◆ Exercise details ◆
Print the listing in its entirety and exactly, leaving out images.
========================================
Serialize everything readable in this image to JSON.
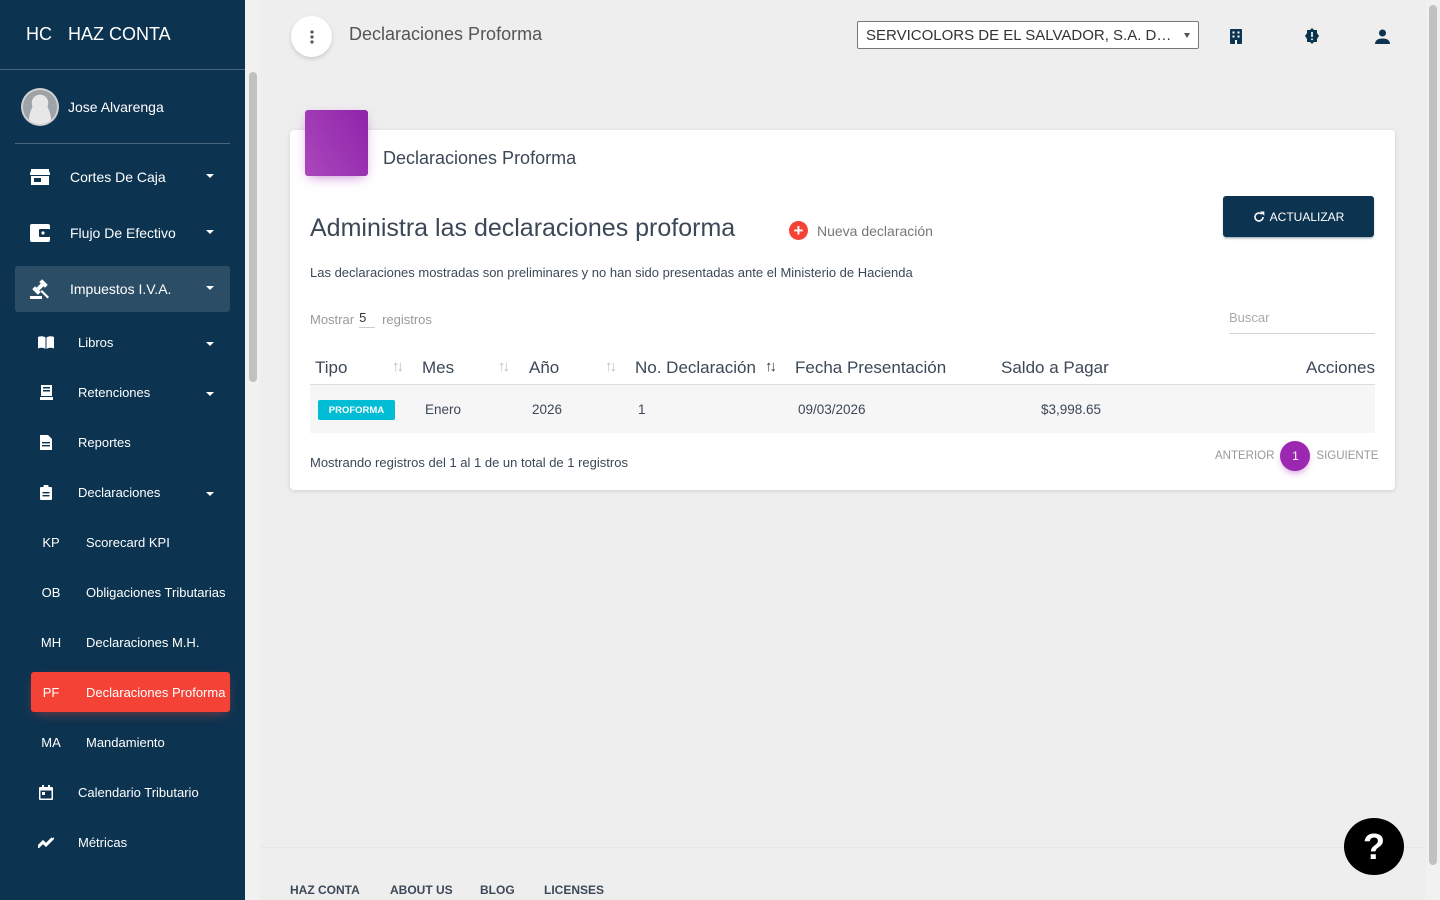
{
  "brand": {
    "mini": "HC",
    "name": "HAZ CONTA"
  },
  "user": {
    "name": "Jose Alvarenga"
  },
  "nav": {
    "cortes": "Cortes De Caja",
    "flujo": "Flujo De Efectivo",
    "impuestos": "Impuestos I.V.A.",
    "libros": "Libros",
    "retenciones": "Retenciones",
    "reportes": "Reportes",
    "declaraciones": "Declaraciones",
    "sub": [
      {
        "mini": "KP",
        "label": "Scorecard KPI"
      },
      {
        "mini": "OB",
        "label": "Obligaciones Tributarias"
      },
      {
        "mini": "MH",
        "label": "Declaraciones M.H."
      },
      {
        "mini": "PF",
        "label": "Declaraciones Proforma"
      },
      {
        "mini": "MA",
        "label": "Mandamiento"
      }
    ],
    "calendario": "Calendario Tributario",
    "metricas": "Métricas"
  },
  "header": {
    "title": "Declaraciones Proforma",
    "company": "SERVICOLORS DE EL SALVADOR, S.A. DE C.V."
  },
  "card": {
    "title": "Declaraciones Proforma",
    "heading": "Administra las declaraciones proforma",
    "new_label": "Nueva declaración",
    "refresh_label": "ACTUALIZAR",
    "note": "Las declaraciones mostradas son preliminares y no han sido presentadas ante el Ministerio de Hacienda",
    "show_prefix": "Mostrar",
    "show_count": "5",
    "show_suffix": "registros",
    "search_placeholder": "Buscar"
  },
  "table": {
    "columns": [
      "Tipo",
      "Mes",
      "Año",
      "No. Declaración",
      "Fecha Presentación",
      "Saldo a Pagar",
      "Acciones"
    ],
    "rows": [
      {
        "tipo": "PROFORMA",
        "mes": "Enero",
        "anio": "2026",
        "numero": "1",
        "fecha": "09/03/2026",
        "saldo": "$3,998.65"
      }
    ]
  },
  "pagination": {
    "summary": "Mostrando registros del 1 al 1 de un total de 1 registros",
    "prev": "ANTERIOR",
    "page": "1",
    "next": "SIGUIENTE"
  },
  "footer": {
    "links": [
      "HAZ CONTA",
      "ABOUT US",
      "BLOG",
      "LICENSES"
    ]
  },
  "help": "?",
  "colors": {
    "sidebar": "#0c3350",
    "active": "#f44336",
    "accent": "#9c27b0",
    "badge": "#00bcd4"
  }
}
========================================
◆ Written answer ◆
Serialize everything readable in this image to JSON.
{
  "brand": {
    "mini": "HC",
    "name": "HAZ CONTA"
  },
  "user": {
    "name": "Jose Alvarenga"
  },
  "nav": {
    "cortes": "Cortes De Caja",
    "flujo": "Flujo De Efectivo",
    "impuestos": "Impuestos I.V.A.",
    "libros": "Libros",
    "retenciones": "Retenciones",
    "reportes": "Reportes",
    "declaraciones": "Declaraciones",
    "sub": [
      {
        "mini": "KP",
        "label": "Scorecard KPI"
      },
      {
        "mini": "OB",
        "label": "Obligaciones Tributarias"
      },
      {
        "mini": "MH",
        "label": "Declaraciones M.H."
      },
      {
        "mini": "PF",
        "label": "Declaraciones Proforma"
      },
      {
        "mini": "MA",
        "label": "Mandamiento"
      }
    ],
    "calendario": "Calendario Tributario",
    "metricas": "Métricas"
  },
  "header": {
    "title": "Declaraciones Proforma",
    "company": "SERVICOLORS DE EL SALVADOR, S.A. DE C.V."
  },
  "card": {
    "title": "Declaraciones Proforma",
    "heading": "Administra las declaraciones proforma",
    "new_label": "Nueva declaración",
    "refresh_label": "ACTUALIZAR",
    "note": "Las declaraciones mostradas son preliminares y no han sido presentadas ante el Ministerio de Hacienda",
    "show_prefix": "Mostrar",
    "show_count": "5",
    "show_suffix": "registros",
    "search_placeholder": "Buscar"
  },
  "table": {
    "columns": [
      "Tipo",
      "Mes",
      "Año",
      "No. Declaración",
      "Fecha Presentación",
      "Saldo a Pagar",
      "Acciones"
    ],
    "rows": [
      {
        "tipo": "PROFORMA",
        "mes": "Enero",
        "anio": "2026",
        "numero": "1",
        "fecha": "09/03/2026",
        "saldo": "$3,998.65"
      }
    ]
  },
  "pagination": {
    "summary": "Mostrando registros del 1 al 1 de un total de 1 registros",
    "prev": "ANTERIOR",
    "page": "1",
    "next": "SIGUIENTE"
  },
  "footer": {
    "links": [
      "HAZ CONTA",
      "ABOUT US",
      "BLOG",
      "LICENSES"
    ]
  },
  "help": "?",
  "colors": {
    "sidebar": "#0c3350",
    "active": "#f44336",
    "accent": "#9c27b0",
    "badge": "#00bcd4"
  }
}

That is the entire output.